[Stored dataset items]
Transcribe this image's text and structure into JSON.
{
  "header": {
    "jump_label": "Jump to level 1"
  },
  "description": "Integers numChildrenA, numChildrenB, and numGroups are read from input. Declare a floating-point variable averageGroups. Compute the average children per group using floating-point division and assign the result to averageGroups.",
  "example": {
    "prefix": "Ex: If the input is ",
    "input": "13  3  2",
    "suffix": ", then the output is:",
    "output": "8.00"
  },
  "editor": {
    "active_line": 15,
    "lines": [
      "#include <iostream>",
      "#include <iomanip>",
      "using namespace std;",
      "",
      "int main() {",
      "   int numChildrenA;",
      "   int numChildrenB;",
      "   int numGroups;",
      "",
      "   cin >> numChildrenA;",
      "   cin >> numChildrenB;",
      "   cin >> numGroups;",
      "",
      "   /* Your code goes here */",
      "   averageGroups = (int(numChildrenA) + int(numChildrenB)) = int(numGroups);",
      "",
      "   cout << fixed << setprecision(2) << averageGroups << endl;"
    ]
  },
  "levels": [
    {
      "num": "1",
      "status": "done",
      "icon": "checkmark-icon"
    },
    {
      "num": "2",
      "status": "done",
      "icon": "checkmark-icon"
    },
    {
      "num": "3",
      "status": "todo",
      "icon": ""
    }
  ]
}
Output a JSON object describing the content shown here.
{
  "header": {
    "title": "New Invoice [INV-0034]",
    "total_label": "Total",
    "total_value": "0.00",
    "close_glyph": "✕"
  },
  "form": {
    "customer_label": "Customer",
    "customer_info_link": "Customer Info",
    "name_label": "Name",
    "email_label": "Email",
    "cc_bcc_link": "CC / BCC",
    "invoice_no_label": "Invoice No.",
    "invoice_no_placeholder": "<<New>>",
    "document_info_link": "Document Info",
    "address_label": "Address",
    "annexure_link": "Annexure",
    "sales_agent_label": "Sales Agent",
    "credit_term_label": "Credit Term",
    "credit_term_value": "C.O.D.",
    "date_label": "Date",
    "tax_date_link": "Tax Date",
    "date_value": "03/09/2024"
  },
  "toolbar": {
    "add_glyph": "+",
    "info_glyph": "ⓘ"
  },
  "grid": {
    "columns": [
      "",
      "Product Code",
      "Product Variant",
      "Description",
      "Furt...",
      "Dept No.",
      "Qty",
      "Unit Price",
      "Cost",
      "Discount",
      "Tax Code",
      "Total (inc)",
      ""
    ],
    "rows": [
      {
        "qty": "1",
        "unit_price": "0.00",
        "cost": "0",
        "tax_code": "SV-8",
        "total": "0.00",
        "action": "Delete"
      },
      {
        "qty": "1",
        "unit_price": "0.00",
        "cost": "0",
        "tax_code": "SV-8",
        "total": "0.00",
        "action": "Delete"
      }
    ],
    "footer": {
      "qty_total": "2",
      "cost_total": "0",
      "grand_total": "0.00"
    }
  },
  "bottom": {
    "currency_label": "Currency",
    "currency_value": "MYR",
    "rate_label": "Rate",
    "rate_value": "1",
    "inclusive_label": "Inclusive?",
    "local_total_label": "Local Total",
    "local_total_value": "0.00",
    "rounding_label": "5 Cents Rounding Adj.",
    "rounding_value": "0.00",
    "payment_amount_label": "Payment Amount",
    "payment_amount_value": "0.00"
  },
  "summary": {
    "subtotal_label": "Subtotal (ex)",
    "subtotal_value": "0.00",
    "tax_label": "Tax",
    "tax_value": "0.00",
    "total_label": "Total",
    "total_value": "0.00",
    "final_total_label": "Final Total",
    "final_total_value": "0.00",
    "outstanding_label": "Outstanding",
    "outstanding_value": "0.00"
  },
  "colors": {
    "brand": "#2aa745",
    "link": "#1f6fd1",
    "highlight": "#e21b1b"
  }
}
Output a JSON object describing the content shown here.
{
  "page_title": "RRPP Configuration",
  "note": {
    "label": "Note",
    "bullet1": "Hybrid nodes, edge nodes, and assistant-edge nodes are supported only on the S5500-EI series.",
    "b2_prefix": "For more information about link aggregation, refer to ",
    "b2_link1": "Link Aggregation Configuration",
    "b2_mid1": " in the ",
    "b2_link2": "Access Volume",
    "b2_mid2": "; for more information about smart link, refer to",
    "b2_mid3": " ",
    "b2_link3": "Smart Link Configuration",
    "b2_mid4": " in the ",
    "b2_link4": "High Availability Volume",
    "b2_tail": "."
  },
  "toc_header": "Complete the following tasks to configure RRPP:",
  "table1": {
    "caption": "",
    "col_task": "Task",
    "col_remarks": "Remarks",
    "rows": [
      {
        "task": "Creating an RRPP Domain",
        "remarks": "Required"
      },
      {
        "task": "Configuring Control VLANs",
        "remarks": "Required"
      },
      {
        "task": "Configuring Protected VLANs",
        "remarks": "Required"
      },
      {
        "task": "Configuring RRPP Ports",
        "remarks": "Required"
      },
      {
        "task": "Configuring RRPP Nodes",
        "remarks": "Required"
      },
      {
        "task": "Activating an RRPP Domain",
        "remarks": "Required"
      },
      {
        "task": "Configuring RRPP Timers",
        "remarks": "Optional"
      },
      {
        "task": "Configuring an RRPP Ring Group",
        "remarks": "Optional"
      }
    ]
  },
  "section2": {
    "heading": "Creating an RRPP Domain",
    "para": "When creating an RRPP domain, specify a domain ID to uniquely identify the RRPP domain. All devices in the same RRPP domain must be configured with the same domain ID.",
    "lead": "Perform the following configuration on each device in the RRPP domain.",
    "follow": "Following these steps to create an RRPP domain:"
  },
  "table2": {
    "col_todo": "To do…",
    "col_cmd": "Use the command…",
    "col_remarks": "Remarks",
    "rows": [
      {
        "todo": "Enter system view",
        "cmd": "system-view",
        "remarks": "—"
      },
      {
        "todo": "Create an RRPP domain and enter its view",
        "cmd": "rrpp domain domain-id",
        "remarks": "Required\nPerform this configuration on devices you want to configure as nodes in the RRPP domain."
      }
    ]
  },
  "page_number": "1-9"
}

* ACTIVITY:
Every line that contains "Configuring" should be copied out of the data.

* ANSWER BOX:
        "task": "Configuring Control VLANs",
        "task": "Configuring Protected VLANs",
        "task": "Configuring RRPP Ports",
        "task": "Configuring RRPP Nodes",
        "task": "Configuring RRPP Timers",
        "task": "Configuring an RRPP Ring Group",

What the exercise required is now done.